Valdemar disagrees. I don't disagree, but it is a complex area. Compare Catholics in Scotland. I've known an English RC Tory be spat at in Glasgow by one of his fellow local Tories. That was in the 70s (when the SNP was also often uneasy about Catholics), but at the upper-class Ancram level there was (I gather) never any problem with the Tories and Papes - the troubles intensified as you sank down through the golf clubs, right down to the horror of Orange Larkhall.

That is to say, in Scottish politics it has never been just about being a Catholic, and I'm not sure with Obama that it's just about being black (or part-black).

In one Sopranos scene, a young black guy gets knocked off his bike by a bunch of young mafia goons who call him 'nigger' - he responds 'I am a Somali, not a nigger'. He still gets beaten up, but hs declaration that he has nothing of the slave about him does seem to count in America. It's much as if a young upper-class or English Catholic wearing some RC identifier were to be ambushed in darkest Lanarkshire - he would still be beaten up, but with less contempt!

Edwin said...

Yes, echo Heresiarch Waltz. Was chatting to SteveJones on Cif the other day and he had just been banned for two weeks. I guess it's temporary - the Martin Bright thread I mention above shows how much the big boys and girls are actually needed by the Guardian - and Queen Georgy and Bicycle Repair Man Seaton know this as well as anyone else.

I'm too boring to get banned, though my posts are regularly blootered into oblivion.

Waltz said...

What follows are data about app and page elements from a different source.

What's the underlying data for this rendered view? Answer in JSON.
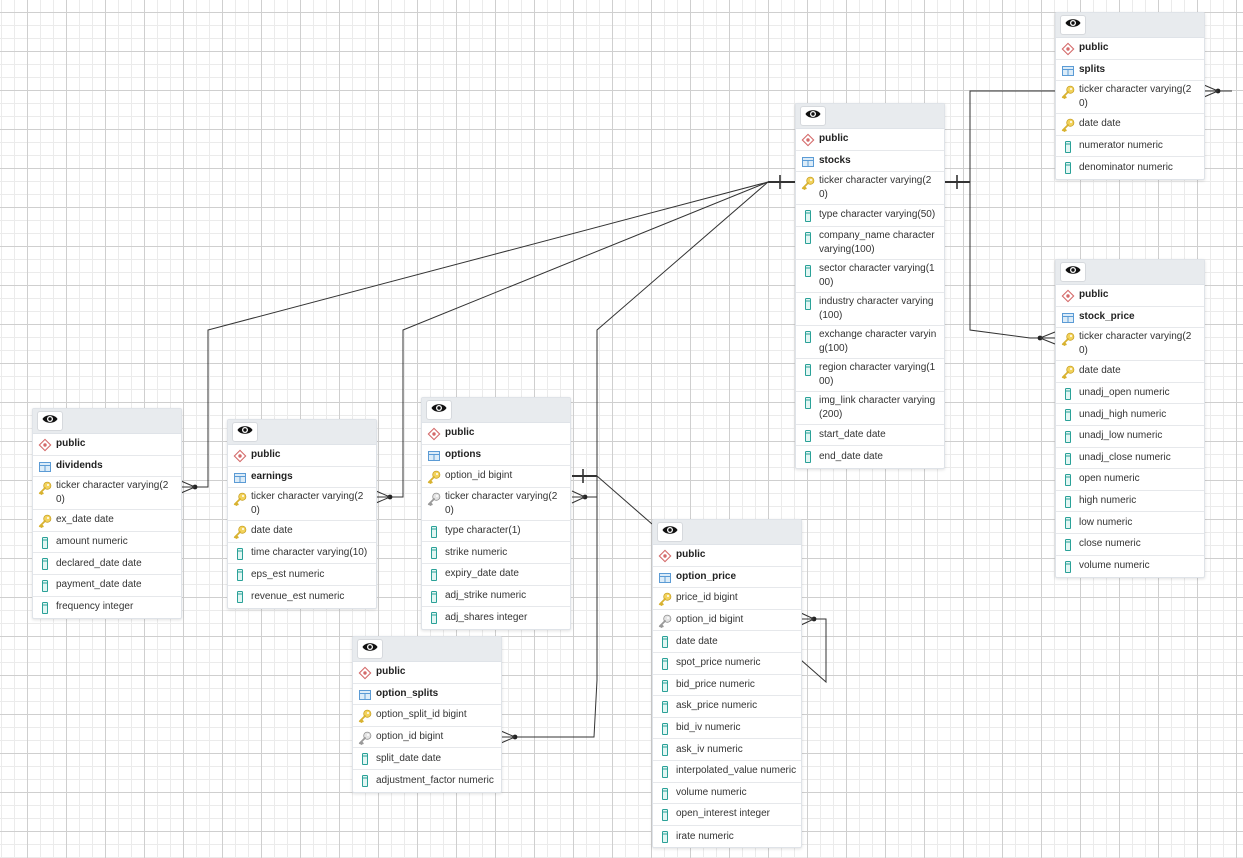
{
  "diagram": {
    "type": "entity-relationship",
    "header_button": "toggle-visibility",
    "colors": {
      "schema_icon": "#d46a6a",
      "table_icon": "#5b9bd5",
      "primary_key": "#e6c02e",
      "foreign_key": "#9a9a9a",
      "column_icon": "#2aa198",
      "header_bg": "#e8ebee"
    }
  },
  "tables": [
    {
      "schema": "public",
      "name": "stocks",
      "schema_icon": "schema",
      "table_icon": "table",
      "columns": [
        {
          "text": "ticker character varying(20)",
          "icon": "primary-key"
        },
        {
          "text": "type character varying(50)",
          "icon": "column"
        },
        {
          "text": "company_name character varying(100)",
          "icon": "column"
        },
        {
          "text": "sector character varying(100)",
          "icon": "column"
        },
        {
          "text": "industry character varying (100)",
          "icon": "column"
        },
        {
          "text": "exchange character varying(100)",
          "icon": "column"
        },
        {
          "text": "region character varying(100)",
          "icon": "column"
        },
        {
          "text": "img_link character varying (200)",
          "icon": "column"
        },
        {
          "text": "start_date date",
          "icon": "column"
        },
        {
          "text": "end_date date",
          "icon": "column"
        }
      ]
    },
    {
      "schema": "public",
      "name": "splits",
      "schema_icon": "schema",
      "table_icon": "table",
      "columns": [
        {
          "text": "ticker character varying(20)",
          "icon": "primary-key"
        },
        {
          "text": "date date",
          "icon": "primary-key"
        },
        {
          "text": "numerator numeric",
          "icon": "column"
        },
        {
          "text": "denominator numeric",
          "icon": "column"
        }
      ]
    },
    {
      "schema": "public",
      "name": "stock_price",
      "schema_icon": "schema",
      "table_icon": "table",
      "columns": [
        {
          "text": "ticker character varying(20)",
          "icon": "primary-key"
        },
        {
          "text": "date date",
          "icon": "primary-key"
        },
        {
          "text": "unadj_open numeric",
          "icon": "column"
        },
        {
          "text": "unadj_high numeric",
          "icon": "column"
        },
        {
          "text": "unadj_low numeric",
          "icon": "column"
        },
        {
          "text": "unadj_close numeric",
          "icon": "column"
        },
        {
          "text": "open numeric",
          "icon": "column"
        },
        {
          "text": "high numeric",
          "icon": "column"
        },
        {
          "text": "low numeric",
          "icon": "column"
        },
        {
          "text": "close numeric",
          "icon": "column"
        },
        {
          "text": "volume numeric",
          "icon": "column"
        }
      ]
    },
    {
      "schema": "public",
      "name": "dividends",
      "schema_icon": "schema",
      "table_icon": "table",
      "columns": [
        {
          "text": "ticker character varying(20)",
          "icon": "primary-key"
        },
        {
          "text": "ex_date date",
          "icon": "primary-key"
        },
        {
          "text": "amount numeric",
          "icon": "column"
        },
        {
          "text": "declared_date date",
          "icon": "column"
        },
        {
          "text": "payment_date date",
          "icon": "column"
        },
        {
          "text": "frequency integer",
          "icon": "column"
        }
      ]
    },
    {
      "schema": "public",
      "name": "earnings",
      "schema_icon": "schema",
      "table_icon": "table",
      "columns": [
        {
          "text": "ticker character varying(20)",
          "icon": "primary-key"
        },
        {
          "text": "date date",
          "icon": "primary-key"
        },
        {
          "text": "time character varying(10)",
          "icon": "column"
        },
        {
          "text": "eps_est numeric",
          "icon": "column"
        },
        {
          "text": "revenue_est numeric",
          "icon": "column"
        }
      ]
    },
    {
      "schema": "public",
      "name": "options",
      "schema_icon": "schema",
      "table_icon": "table",
      "columns": [
        {
          "text": "option_id bigint",
          "icon": "primary-key"
        },
        {
          "text": "ticker character varying(20)",
          "icon": "foreign-key"
        },
        {
          "text": "type character(1)",
          "icon": "column"
        },
        {
          "text": "strike numeric",
          "icon": "column"
        },
        {
          "text": "expiry_date date",
          "icon": "column"
        },
        {
          "text": "adj_strike numeric",
          "icon": "column"
        },
        {
          "text": "adj_shares integer",
          "icon": "column"
        }
      ]
    },
    {
      "schema": "public",
      "name": "option_splits",
      "schema_icon": "schema",
      "table_icon": "table",
      "columns": [
        {
          "text": "option_split_id bigint",
          "icon": "primary-key"
        },
        {
          "text": "option_id bigint",
          "icon": "foreign-key"
        },
        {
          "text": "split_date date",
          "icon": "column"
        },
        {
          "text": "adjustment_factor numeric",
          "icon": "column"
        }
      ]
    },
    {
      "schema": "public",
      "name": "option_price",
      "schema_icon": "schema",
      "table_icon": "table",
      "columns": [
        {
          "text": "price_id bigint",
          "icon": "primary-key"
        },
        {
          "text": "option_id bigint",
          "icon": "foreign-key"
        },
        {
          "text": "date date",
          "icon": "column"
        },
        {
          "text": "spot_price numeric",
          "icon": "column"
        },
        {
          "text": "bid_price numeric",
          "icon": "column"
        },
        {
          "text": "ask_price numeric",
          "icon": "column"
        },
        {
          "text": "bid_iv numeric",
          "icon": "column"
        },
        {
          "text": "ask_iv numeric",
          "icon": "column"
        },
        {
          "text": "interpolated_value numeric",
          "icon": "column"
        },
        {
          "text": "volume numeric",
          "icon": "column"
        },
        {
          "text": "open_interest integer",
          "icon": "column"
        },
        {
          "text": "irate numeric",
          "icon": "column"
        }
      ]
    }
  ],
  "relationships": [
    {
      "from": "stocks.ticker",
      "to": "dividends.ticker",
      "cardinality": "one-to-many"
    },
    {
      "from": "stocks.ticker",
      "to": "earnings.ticker",
      "cardinality": "one-to-many"
    },
    {
      "from": "stocks.ticker",
      "to": "options.ticker",
      "cardinality": "one-to-many"
    },
    {
      "from": "stocks.ticker",
      "to": "splits.ticker",
      "cardinality": "one-to-many"
    },
    {
      "from": "stocks.ticker",
      "to": "stock_price.ticker",
      "cardinality": "one-to-many"
    },
    {
      "from": "options.option_id",
      "to": "option_splits.option_id",
      "cardinality": "one-to-many"
    },
    {
      "from": "options.option_id",
      "to": "option_price.option_id",
      "cardinality": "one-to-many"
    }
  ]
}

Thanks Edwin and Heresiarch. I'm not sure if it's a permanent or temporary ban - no notification, I just can't comment there anymore. Maybe not such a bad thing though - I'm doing a final rewrite on a book at the mo so it will stop me procrastinating quite so much! I'm changing my ISP next month anyway so I might sneak back under another name then if the ban proves permanent ...
Meanwhile, I shall drop by here every now and again.

Take care, both.

martillo (via cif) said...

Heresiarch - ask her if she's using firefox. I bombarded the guardian with mails complaining (and later apologising) because I constantly received a message about 'commenting not available' for the whole weekend. Due to another problem, I asked the IT boys at work and they told me to clear out my cache. Then pbwiki helpdesk told me to 'hard refresh'. It worked for me...

Edwin said...

Waltz there are Cif guys (must be male guys!) who study new posters to find out if they're banned or fedup oldies come back - I was recently lamenting SkierGolfer's absence and someone popped up immediately to say 'he's over there!' The Cif gauleiters seem to leave them alone though, I suppose it must be a kind of online etiquette to do do.

I voted for you as commentator of the year, incidentally.

I find Cif invaluable for procastination (I too write for a meagre living - only 40 people in Scotland make a living just out of books and I am not one of them) but as I say I am increasingly fed up with Cif - it's becoming almost a chore to post there, and the 'join the debate' shout line is increasingly a bad joke.

Anyway, Heresy Corner is a good place to be, the blog is great, the company is good and the gab is both friendly and intelligent.

cynicalsteve said...

Cif has gone to the dogs....two recent threads have made them look ridiculous (the Islamic creationist "debate" & Brooker's current wind-up)....both needed, but didn't get, de-trolling....

Well, I can't pretend to have agreed with Waltz on every occasion, but I'm sad to see her booted off....I've more or less given up on what was once a fun place....